EXERCISE AIM
What lines of the data hold the string "DiskOnChip"? Pull each one out.

(Beginning of RECORDS PROVIDED)

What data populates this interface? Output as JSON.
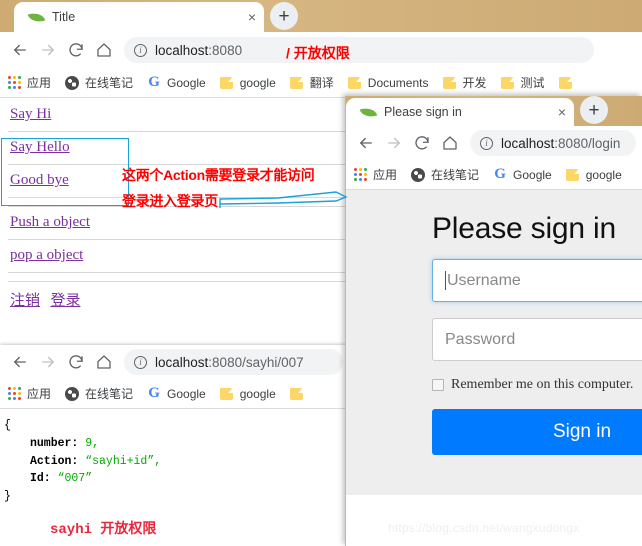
{
  "window1": {
    "tab": {
      "title": "Title",
      "close": "×",
      "favicon": "spring-leaf-icon"
    },
    "newtab_label": "+",
    "omnibox": {
      "url_main": "localhost",
      "url_port": ":8080"
    },
    "url_annotation": "/ 开放权限",
    "bookmarks": [
      {
        "label": "应用",
        "icon": "apps-grid-icon"
      },
      {
        "label": "在线笔记",
        "icon": "globe-icon"
      },
      {
        "label": "Google",
        "icon": "google-g-icon"
      },
      {
        "label": "google",
        "icon": "folder-icon"
      },
      {
        "label": "翻译",
        "icon": "folder-icon"
      },
      {
        "label": "Documents",
        "icon": "folder-icon"
      },
      {
        "label": "开发",
        "icon": "folder-icon"
      },
      {
        "label": "测试",
        "icon": "folder-icon"
      },
      {
        "label": "",
        "icon": "folder-icon"
      }
    ],
    "links": [
      "Say Hi",
      "Say Hello",
      "Good bye",
      "Push a object",
      "pop a object"
    ],
    "footer_links": [
      "注销",
      "登录"
    ]
  },
  "window2": {
    "tab": {
      "title": "Please sign in",
      "close": "×",
      "favicon": "spring-leaf-icon"
    },
    "newtab_label": "+",
    "omnibox": {
      "url_main": "localhost",
      "url_port": ":8080/login"
    },
    "bookmarks": [
      {
        "label": "应用",
        "icon": "apps-grid-icon"
      },
      {
        "label": "在线笔记",
        "icon": "globe-icon"
      },
      {
        "label": "Google",
        "icon": "google-g-icon"
      },
      {
        "label": "google",
        "icon": "folder-icon"
      }
    ],
    "page": {
      "heading": "Please sign in",
      "username_placeholder": "Username",
      "password_placeholder": "Password",
      "remember_label": "Remember me on this computer.",
      "signin_button": "Sign in"
    }
  },
  "window3": {
    "omnibox": {
      "url_main": "localhost",
      "url_port": ":8080/sayhi/007"
    },
    "bookmarks": [
      {
        "label": "应用",
        "icon": "apps-grid-icon"
      },
      {
        "label": "在线笔记",
        "icon": "globe-icon"
      },
      {
        "label": "Google",
        "icon": "google-g-icon"
      },
      {
        "label": "google",
        "icon": "folder-icon"
      },
      {
        "label": "",
        "icon": "folder-icon"
      }
    ],
    "json": {
      "open_brace": "{",
      "close_brace": "}",
      "rows": [
        {
          "key": "number:",
          "value": "9,",
          "kind": "num"
        },
        {
          "key": "Action:",
          "value": "“sayhi+id”,",
          "kind": "str"
        },
        {
          "key": "Id:",
          "value": "“007”",
          "kind": "str"
        }
      ]
    },
    "red_note": "sayhi 开放权限"
  },
  "annotations": {
    "line1": "这两个Action需要登录才能访问",
    "line2": "登录进入登录页",
    "box_color": "#1aa3d8",
    "text_color": "#ff0000"
  },
  "watermark": "https://blog.csdn.net/wangxudongx",
  "colors": {
    "tabstrip": "#d3b178",
    "link": "#7b2fa0",
    "signin_blue": "#007bff",
    "annotation_red": "#ff0000",
    "annotation_blue": "#1aa3d8"
  }
}
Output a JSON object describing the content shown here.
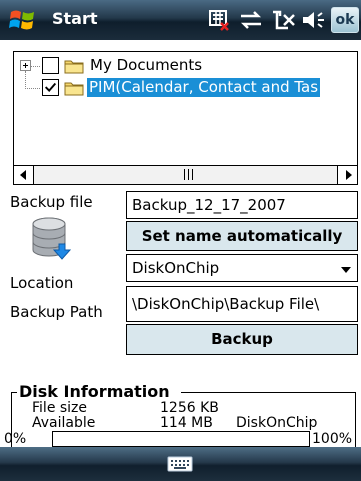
{
  "titlebar": {
    "title": "Start",
    "ok_label": "ok",
    "icons": [
      "windows-flag-icon",
      "memory-card-icon",
      "connectivity-icon",
      "phone-antenna-icon",
      "volume-icon"
    ]
  },
  "tree": {
    "items": [
      {
        "label": "My Documents",
        "checked": false,
        "expandable": true
      },
      {
        "label": "PIM(Calendar, Contact and Tas",
        "checked": true,
        "selected": true
      }
    ],
    "scroll_thumb": "III"
  },
  "form": {
    "backup_file_label": "Backup file",
    "backup_file_value": "Backup_12_17_2007",
    "set_name_button": "Set name automatically",
    "location_label": "Location",
    "location_value": "DiskOnChip",
    "backup_path_label": "Backup Path",
    "backup_path_value": "\\DiskOnChip\\Backup File\\",
    "backup_button": "Backup"
  },
  "disk_info": {
    "title": "Disk Information",
    "file_size_label": "File size",
    "file_size_value": "1256 KB",
    "available_label": "Available",
    "available_value": "114 MB",
    "available_location": "DiskOnChip"
  },
  "progress": {
    "min_label": "0%",
    "max_label": "100%",
    "value": 0
  },
  "colors": {
    "selection": "#1a8fd6",
    "button_fill": "#d9e7ed"
  }
}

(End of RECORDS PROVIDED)

OUTPUT
    "location_value": "DiskOnChip",
    "backup_path_value": "\\DiskOnChip\\Backup File\\",
    "available_location": "DiskOnChip"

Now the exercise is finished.